• Home
  • Archive: "Karl G. Maeser Building" Tag

Archive: "Karl G. Maeser Building" Tag

Merry Christmas from the Brigham Young University Archives

This is a wondrous time of year as we celebrate the birth of the Savior Jesus Christ and begin to prepare for a new year’s dawn. Working and going to school at Brigham Young University is a special privilege in today’s secularized world. In the halls of this beautiful campus the sacred and the secular …

Read More →

The City Beautiful Movement and the Karl G. Maeser Building

During the 1890s and early 1900s architects and city planners developed a philosophy aimed at improving American cities through the use of grandeur and beautification. The City Beautiful Movement renewed appreciation for neo-classical and beaux-art asthetics and their emphasis on the necessity of order, dignity, and harmony in architecture. It also called for the elimination …

Read More →

Ernest L. Wilkinson and the Karl G. Maeser Memorial Building

One of the most colorful individuals associated with the Karl G. Maeser Memorial Building and Brigham Young University was Ernest L. Wilkinson. Wilkinson’s association with Brigham Young University began in 1918 when he became a member of the Student Army Training Corps stationed at Brigham Young University. Wilkinson was billeted in the Karl G. Maeser …

Read More →

Celebrating 100 Years of the Karl G. Maeser Memorial Building

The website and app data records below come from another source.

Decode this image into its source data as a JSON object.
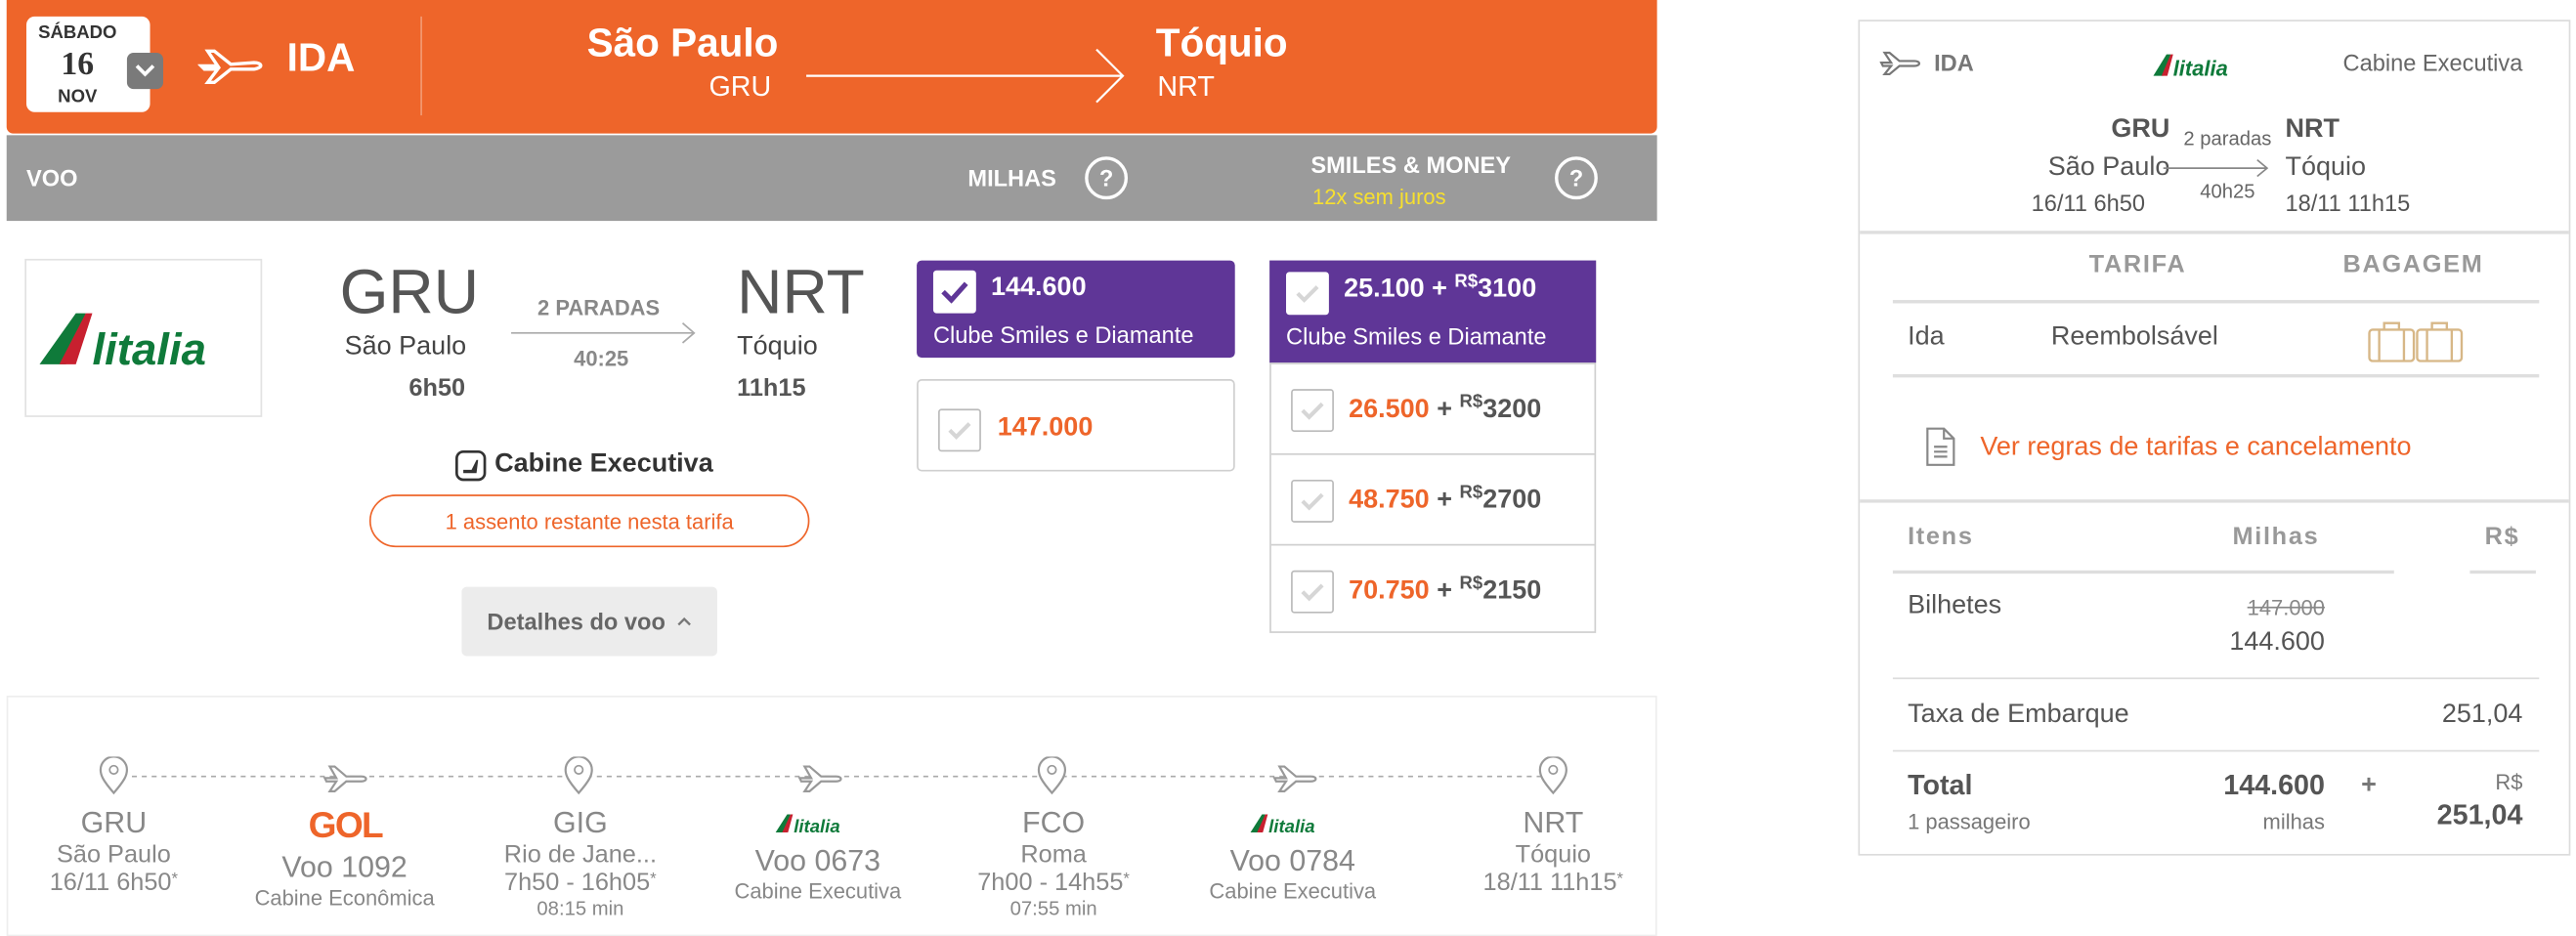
{
  "header": {
    "day_of_week": "SÁBADO",
    "day": "16",
    "month": "NOV",
    "direction": "IDA",
    "from_city": "São Paulo",
    "from_code": "GRU",
    "to_city": "Tóquio",
    "to_code": "NRT"
  },
  "columns": {
    "voo": "VOO",
    "milhas": "MILHAS",
    "smiles_money": "SMILES & MONEY",
    "smiles_money_sub": "12x sem juros",
    "help": "?"
  },
  "flight": {
    "from_code": "GRU",
    "from_city": "São Paulo",
    "from_time": "6h50",
    "stops": "2 PARADAS",
    "duration": "40:25",
    "to_code": "NRT",
    "to_city": "Tóquio",
    "to_time": "11h15",
    "cabin": "Cabine Executiva",
    "seats_left": "1 assento restante nesta tarifa",
    "details_label": "Detalhes do voo"
  },
  "milhas_options": [
    {
      "value": "144.600",
      "sub": "Clube Smiles e Diamante",
      "selected": true
    },
    {
      "value": "147.000",
      "selected": false
    }
  ],
  "smiles_money_options": [
    {
      "miles": "25.100",
      "plus": "+",
      "currency": "R$",
      "money": "3100",
      "sub": "Clube Smiles e Diamante",
      "selected": true
    },
    {
      "miles": "26.500",
      "plus": "+",
      "currency": "R$",
      "money": "3200",
      "selected": false
    },
    {
      "miles": "48.750",
      "plus": "+",
      "currency": "R$",
      "money": "2700",
      "selected": false
    },
    {
      "miles": "70.750",
      "plus": "+",
      "currency": "R$",
      "money": "2150",
      "selected": false
    }
  ],
  "itinerary": {
    "stops": [
      {
        "code": "GRU",
        "city": "São Paulo",
        "time": "16/11 6h50",
        "asterisk": "*"
      },
      {
        "code": "GIG",
        "city": "Rio de Jane...",
        "time": "7h50 - 16h05",
        "asterisk": "*",
        "wait": "08:15 min"
      },
      {
        "code": "FCO",
        "city": "Roma",
        "time": "7h00 - 14h55",
        "asterisk": "*",
        "wait": "07:55 min"
      },
      {
        "code": "NRT",
        "city": "Tóquio",
        "time": "18/11 11h15",
        "asterisk": "*"
      }
    ],
    "legs": [
      {
        "airline": "GOL",
        "flight": "Voo 1092",
        "cabin": "Cabine Econômica"
      },
      {
        "airline": "Alitalia",
        "flight": "Voo 0673",
        "cabin": "Cabine Executiva"
      },
      {
        "airline": "Alitalia",
        "flight": "Voo 0784",
        "cabin": "Cabine Executiva"
      }
    ]
  },
  "summary": {
    "direction": "IDA",
    "airline": "Alitalia",
    "cabin": "Cabine Executiva",
    "from_code": "GRU",
    "from_city": "São Paulo",
    "from_datetime": "16/11 6h50",
    "stops": "2 paradas",
    "duration": "40h25",
    "to_code": "NRT",
    "to_city": "Tóquio",
    "to_datetime": "18/11 11h15",
    "tarifa_header": "TARIFA",
    "bagagem_header": "BAGAGEM",
    "leg_label": "Ida",
    "fare_type": "Reembolsável",
    "rules_link": "Ver regras de tarifas e cancelamento",
    "items_header": "Itens",
    "miles_header": "Milhas",
    "money_header": "R$",
    "tickets_label": "Bilhetes",
    "tickets_old_miles": "147.000",
    "tickets_miles": "144.600",
    "tax_label": "Taxa de Embarque",
    "tax_value": "251,04",
    "total_label": "Total",
    "passengers": "1 passageiro",
    "total_miles": "144.600",
    "miles_unit": "milhas",
    "plus": "+",
    "total_currency": "R$",
    "total_money": "251,04"
  },
  "colors": {
    "accent_orange": "#ee652a",
    "purple": "#5f3697",
    "grey_bar": "#9b9b9b",
    "yellow": "#f7e02e"
  }
}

Soon after the death of Karl G. Maeser in 1901, students and alumni began considering ways that they could memorialize their beloved teacher. They eventually decided that a memorial building dedicated to classroom instruction would be appropriate. The original proposal called for the building to be constructed on the southeast corner of lower campus, but …

Read More →

Maeser Memorial Building cornerstone box collection

In 1907 Brigham Young University began its move from lower campus to upper campus when construction started on the Maeser Memorial Building.  The building was intended to recognize the university’s past by memorializing Karl G. Maeser and his contributions to the university while at the same time looking to the university’s future growth.  The building …

Read More →

Recent Posts